Upon signing up for service, every man was issued with two of most clothing items by the kit master. Aboard larger vessels the sailors could buy more gear but on smaller ships like the corvettes it was up to the sailors to make anything else they wanted or visit a clothing store (slops) ashore or on a larger naval vessel.

The uniforms issued required very little upkeep and repairing, aside from constant cleaning when whites were still used as working attire. Being stationed in the tropics, working attire on the HMAS Castlemaine usually consisted of khaki shorts and either boots or sandals, with jackets and boiler suits available for colder weather. Many crewmen made their own sandals out of rope. Later long shorts similar to “Bombay Bloomers’ were introduced along with the retirement of the white uniform which was retained only for ceremonial purposes and when going ashore, to the relief of the men who had such difficulty keeping them clean.

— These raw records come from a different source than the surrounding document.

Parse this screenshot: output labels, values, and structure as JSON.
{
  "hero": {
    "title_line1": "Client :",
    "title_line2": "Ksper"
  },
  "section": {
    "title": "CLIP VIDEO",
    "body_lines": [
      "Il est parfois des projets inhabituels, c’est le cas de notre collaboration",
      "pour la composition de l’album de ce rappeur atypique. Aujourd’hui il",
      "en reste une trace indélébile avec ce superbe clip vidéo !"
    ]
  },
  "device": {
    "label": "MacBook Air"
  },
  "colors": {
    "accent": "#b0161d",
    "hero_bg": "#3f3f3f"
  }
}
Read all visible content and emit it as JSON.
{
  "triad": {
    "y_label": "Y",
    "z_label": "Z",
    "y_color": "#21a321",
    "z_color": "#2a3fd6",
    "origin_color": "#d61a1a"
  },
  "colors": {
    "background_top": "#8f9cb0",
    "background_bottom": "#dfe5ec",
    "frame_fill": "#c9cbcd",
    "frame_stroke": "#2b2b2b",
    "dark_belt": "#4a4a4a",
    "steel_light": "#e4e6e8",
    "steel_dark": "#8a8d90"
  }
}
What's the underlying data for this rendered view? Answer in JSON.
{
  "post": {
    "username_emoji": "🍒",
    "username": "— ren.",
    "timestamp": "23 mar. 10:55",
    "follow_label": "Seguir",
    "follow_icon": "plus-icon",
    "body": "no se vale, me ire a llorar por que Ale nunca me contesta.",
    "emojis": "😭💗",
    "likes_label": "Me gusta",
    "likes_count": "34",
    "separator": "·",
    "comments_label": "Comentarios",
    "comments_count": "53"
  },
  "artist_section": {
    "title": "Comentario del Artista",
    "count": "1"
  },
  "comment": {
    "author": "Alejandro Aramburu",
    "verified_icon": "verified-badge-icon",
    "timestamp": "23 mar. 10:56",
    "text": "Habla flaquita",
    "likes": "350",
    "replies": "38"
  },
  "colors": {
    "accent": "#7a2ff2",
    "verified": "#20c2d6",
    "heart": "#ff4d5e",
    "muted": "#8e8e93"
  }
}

Hats were to be worn at all times, though the men had a fair amount of choice in what type they wore. Many sailors swore by army issue slouch hat which offered greater sun protection though others preferred the typical sailor cap with the ship’s name along the tally ribbon.

Whereas the Navy employed a laundry washer drawn from the locals at visited ports for larger vessels, on smaller ships like HMAS Castlemaine it was left to enterprising crew members. Stokers in particular, due their work on boilers and being stationed in hot areas were able to easily wash and dry their own and others’ clothing.

Bedding

Original hammock on display in the Petty Officers mess. GH.

Original hammock on display in the Petty Officers mess. GH.

Each sailor was issued with a hammock, mattress and a blanket. The messes and under-deck were fitted with hooks from which to sling hammocks and bins for storage when lashed up.

In reality, the men slept wherever they could find comfort. In the tropics, men would sleep on the deck in their hammocks or on mattresses slung or laid across areas and fittings which offered protection from the elements and which were out of the way for those men on duty.

A favoured area was near the funnel beside the vegetable locker. Aside from escaping the heat, many men who didn’t smoke preferred to be away from the enclosed living quarters which were constantly filled with the haze of smoke. A major benefit of the hammock was that as it swung, a sleeping crewman was not jolted as the ship tossed about, with the ship seemingly moving around him, thus giving a more gentle night’s sleep.